[Exercise objective]:
Each entry is to be retyped exactly as it appears. Leave the images out.

[Component data from apps and pages]:
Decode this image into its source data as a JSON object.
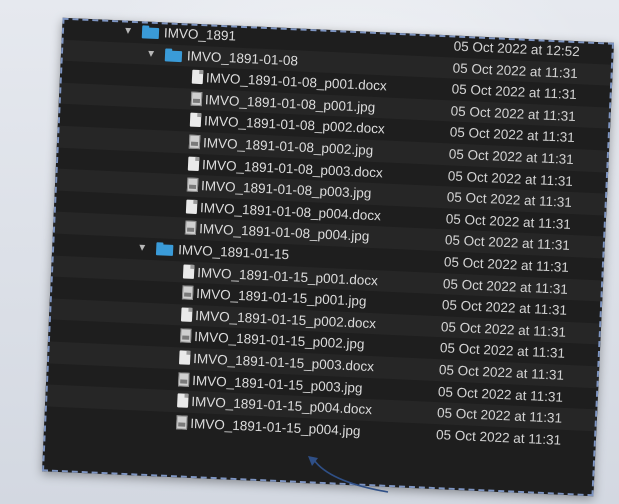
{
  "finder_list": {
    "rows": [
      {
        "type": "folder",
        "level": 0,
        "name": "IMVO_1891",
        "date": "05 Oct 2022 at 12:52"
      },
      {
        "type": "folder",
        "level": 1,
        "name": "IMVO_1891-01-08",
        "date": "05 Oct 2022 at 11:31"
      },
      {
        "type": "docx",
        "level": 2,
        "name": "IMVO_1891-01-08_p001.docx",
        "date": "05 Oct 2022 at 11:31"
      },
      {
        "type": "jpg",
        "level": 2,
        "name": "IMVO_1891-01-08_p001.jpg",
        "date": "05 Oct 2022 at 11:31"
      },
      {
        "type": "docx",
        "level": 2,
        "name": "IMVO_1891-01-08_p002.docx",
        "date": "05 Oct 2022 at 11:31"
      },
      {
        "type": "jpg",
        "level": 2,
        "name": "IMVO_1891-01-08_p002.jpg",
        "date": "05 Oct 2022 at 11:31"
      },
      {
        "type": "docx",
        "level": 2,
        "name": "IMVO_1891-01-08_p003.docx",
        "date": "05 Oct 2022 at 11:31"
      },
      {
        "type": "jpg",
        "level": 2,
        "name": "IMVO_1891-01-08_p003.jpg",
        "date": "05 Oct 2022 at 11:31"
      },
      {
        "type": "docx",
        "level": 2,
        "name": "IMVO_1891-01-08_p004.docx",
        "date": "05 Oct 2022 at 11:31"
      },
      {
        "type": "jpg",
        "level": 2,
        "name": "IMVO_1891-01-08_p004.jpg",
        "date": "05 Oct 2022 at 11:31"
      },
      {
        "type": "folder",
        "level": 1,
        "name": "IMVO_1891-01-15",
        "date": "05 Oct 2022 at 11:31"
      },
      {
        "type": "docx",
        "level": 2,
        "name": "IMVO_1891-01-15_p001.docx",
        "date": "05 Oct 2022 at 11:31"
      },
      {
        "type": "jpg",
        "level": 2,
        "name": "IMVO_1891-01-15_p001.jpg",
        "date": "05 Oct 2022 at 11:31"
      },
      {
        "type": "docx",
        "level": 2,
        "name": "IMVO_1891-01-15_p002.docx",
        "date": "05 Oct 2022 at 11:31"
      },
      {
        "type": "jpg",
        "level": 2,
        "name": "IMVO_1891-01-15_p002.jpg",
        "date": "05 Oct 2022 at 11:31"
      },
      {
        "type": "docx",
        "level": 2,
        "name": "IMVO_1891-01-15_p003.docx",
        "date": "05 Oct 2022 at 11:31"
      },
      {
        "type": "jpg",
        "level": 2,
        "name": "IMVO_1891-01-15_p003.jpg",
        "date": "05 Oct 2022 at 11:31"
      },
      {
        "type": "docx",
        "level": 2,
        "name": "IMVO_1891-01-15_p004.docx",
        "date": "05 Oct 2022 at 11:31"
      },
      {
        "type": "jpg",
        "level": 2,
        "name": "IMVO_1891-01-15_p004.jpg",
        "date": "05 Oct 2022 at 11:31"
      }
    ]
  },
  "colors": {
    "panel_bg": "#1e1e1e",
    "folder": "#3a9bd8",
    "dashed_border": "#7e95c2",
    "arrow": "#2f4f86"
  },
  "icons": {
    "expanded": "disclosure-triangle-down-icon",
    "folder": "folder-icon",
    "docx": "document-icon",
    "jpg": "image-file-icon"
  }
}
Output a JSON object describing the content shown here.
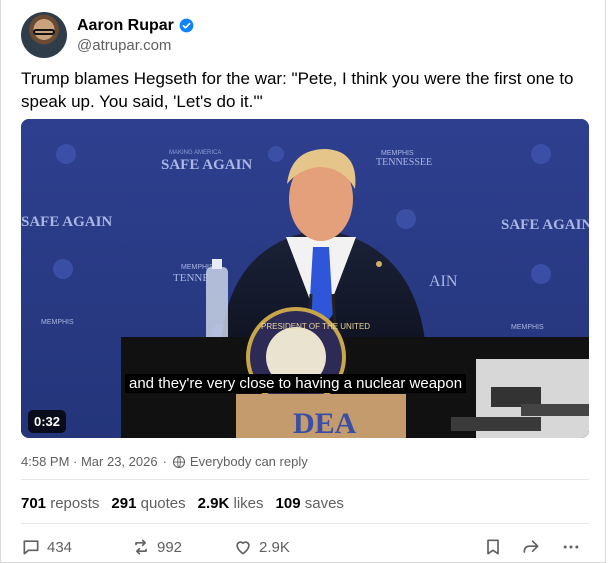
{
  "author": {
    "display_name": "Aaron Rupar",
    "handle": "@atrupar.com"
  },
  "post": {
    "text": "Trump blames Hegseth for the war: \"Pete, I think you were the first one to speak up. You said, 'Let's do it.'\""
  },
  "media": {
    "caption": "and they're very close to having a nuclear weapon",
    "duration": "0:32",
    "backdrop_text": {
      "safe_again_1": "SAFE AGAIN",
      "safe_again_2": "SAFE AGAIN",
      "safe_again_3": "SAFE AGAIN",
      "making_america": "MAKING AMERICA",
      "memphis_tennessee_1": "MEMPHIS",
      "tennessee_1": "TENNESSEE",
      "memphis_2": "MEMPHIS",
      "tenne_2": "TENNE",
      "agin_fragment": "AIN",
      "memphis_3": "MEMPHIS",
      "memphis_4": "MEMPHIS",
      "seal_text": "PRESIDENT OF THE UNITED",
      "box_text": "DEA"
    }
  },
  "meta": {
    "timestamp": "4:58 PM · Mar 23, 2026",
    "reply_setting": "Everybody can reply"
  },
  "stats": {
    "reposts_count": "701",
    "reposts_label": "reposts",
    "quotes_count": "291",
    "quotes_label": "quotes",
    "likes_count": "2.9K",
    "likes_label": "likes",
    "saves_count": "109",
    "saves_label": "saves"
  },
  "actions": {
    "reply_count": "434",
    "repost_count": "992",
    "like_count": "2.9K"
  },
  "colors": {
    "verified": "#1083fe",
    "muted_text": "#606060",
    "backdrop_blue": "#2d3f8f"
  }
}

[Response for this exercise]:
Decode this image into its source data as a JSON object.
{
  "finder_list": {
    "rows": [
      {
        "type": "folder",
        "level": 0,
        "name": "IMVO_1891",
        "date": "05 Oct 2022 at 12:52"
      },
      {
        "type": "folder",
        "level": 1,
        "name": "IMVO_1891-01-08",
        "date": "05 Oct 2022 at 11:31"
      },
      {
        "type": "docx",
        "level": 2,
        "name": "IMVO_1891-01-08_p001.docx",
        "date": "05 Oct 2022 at 11:31"
      },
      {
        "type": "jpg",
        "level": 2,
        "name": "IMVO_1891-01-08_p001.jpg",
        "date": "05 Oct 2022 at 11:31"
      },
      {
        "type": "docx",
        "level": 2,
        "name": "IMVO_1891-01-08_p002.docx",
        "date": "05 Oct 2022 at 11:31"
      },
      {
        "type": "jpg",
        "level": 2,
        "name": "IMVO_1891-01-08_p002.jpg",
        "date": "05 Oct 2022 at 11:31"
      },
      {
        "type": "docx",
        "level": 2,
        "name": "IMVO_1891-01-08_p003.docx",
        "date": "05 Oct 2022 at 11:31"
      },
      {
        "type": "jpg",
        "level": 2,
        "name": "IMVO_1891-01-08_p003.jpg",
        "date": "05 Oct 2022 at 11:31"
      },
      {
        "type": "docx",
        "level": 2,
        "name": "IMVO_1891-01-08_p004.docx",
        "date": "05 Oct 2022 at 11:31"
      },
      {
        "type": "jpg",
        "level": 2,
        "name": "IMVO_1891-01-08_p004.jpg",
        "date": "05 Oct 2022 at 11:31"
      },
      {
        "type": "folder",
        "level": 1,
        "name": "IMVO_1891-01-15",
        "date": "05 Oct 2022 at 11:31"
      },
      {
        "type": "docx",
        "level": 2,
        "name": "IMVO_1891-01-15_p001.docx",
        "date": "05 Oct 2022 at 11:31"
      },
      {
        "type": "jpg",
        "level": 2,
        "name": "IMVO_1891-01-15_p001.jpg",
        "date": "05 Oct 2022 at 11:31"
      },
      {
        "type": "docx",
        "level": 2,
        "name": "IMVO_1891-01-15_p002.docx",
        "date": "05 Oct 2022 at 11:31"
      },
      {
        "type": "jpg",
        "level": 2,
        "name": "IMVO_1891-01-15_p002.jpg",
        "date": "05 Oct 2022 at 11:31"
      },
      {
        "type": "docx",
        "level": 2,
        "name": "IMVO_1891-01-15_p003.docx",
        "date": "05 Oct 2022 at 11:31"
      },
      {
        "type": "jpg",
        "level": 2,
        "name": "IMVO_1891-01-15_p003.jpg",
        "date": "05 Oct 2022 at 11:31"
      },
      {
        "type": "docx",
        "level": 2,
        "name": "IMVO_1891-01-15_p004.docx",
        "date": "05 Oct 2022 at 11:31"
      },
      {
        "type": "jpg",
        "level": 2,
        "name": "IMVO_1891-01-15_p004.jpg",
        "date": "05 Oct 2022 at 11:31"
      }
    ]
  },
  "colors": {
    "panel_bg": "#1e1e1e",
    "folder": "#3a9bd8",
    "dashed_border": "#7e95c2",
    "arrow": "#2f4f86"
  },
  "icons": {
    "expanded": "disclosure-triangle-down-icon",
    "folder": "folder-icon",
    "docx": "document-icon",
    "jpg": "image-file-icon"
  }
}
Output a JSON object describing the content shown here.
{
  "author": {
    "display_name": "Aaron Rupar",
    "handle": "@atrupar.com"
  },
  "post": {
    "text": "Trump blames Hegseth for the war: \"Pete, I think you were the first one to speak up. You said, 'Let's do it.'\""
  },
  "media": {
    "caption": "and they're very close to having a nuclear weapon",
    "duration": "0:32",
    "backdrop_text": {
      "safe_again_1": "SAFE AGAIN",
      "safe_again_2": "SAFE AGAIN",
      "safe_again_3": "SAFE AGAIN",
      "making_america": "MAKING AMERICA",
      "memphis_tennessee_1": "MEMPHIS",
      "tennessee_1": "TENNESSEE",
      "memphis_2": "MEMPHIS",
      "tenne_2": "TENNE",
      "agin_fragment": "AIN",
      "memphis_3": "MEMPHIS",
      "memphis_4": "MEMPHIS",
      "seal_text": "PRESIDENT OF THE UNITED",
      "box_text": "DEA"
    }
  },
  "meta": {
    "timestamp": "4:58 PM · Mar 23, 2026",
    "reply_setting": "Everybody can reply"
  },
  "stats": {
    "reposts_count": "701",
    "reposts_label": "reposts",
    "quotes_count": "291",
    "quotes_label": "quotes",
    "likes_count": "2.9K",
    "likes_label": "likes",
    "saves_count": "109",
    "saves_label": "saves"
  },
  "actions": {
    "reply_count": "434",
    "repost_count": "992",
    "like_count": "2.9K"
  },
  "colors": {
    "verified": "#1083fe",
    "muted_text": "#606060",
    "backdrop_blue": "#2d3f8f"
  }
}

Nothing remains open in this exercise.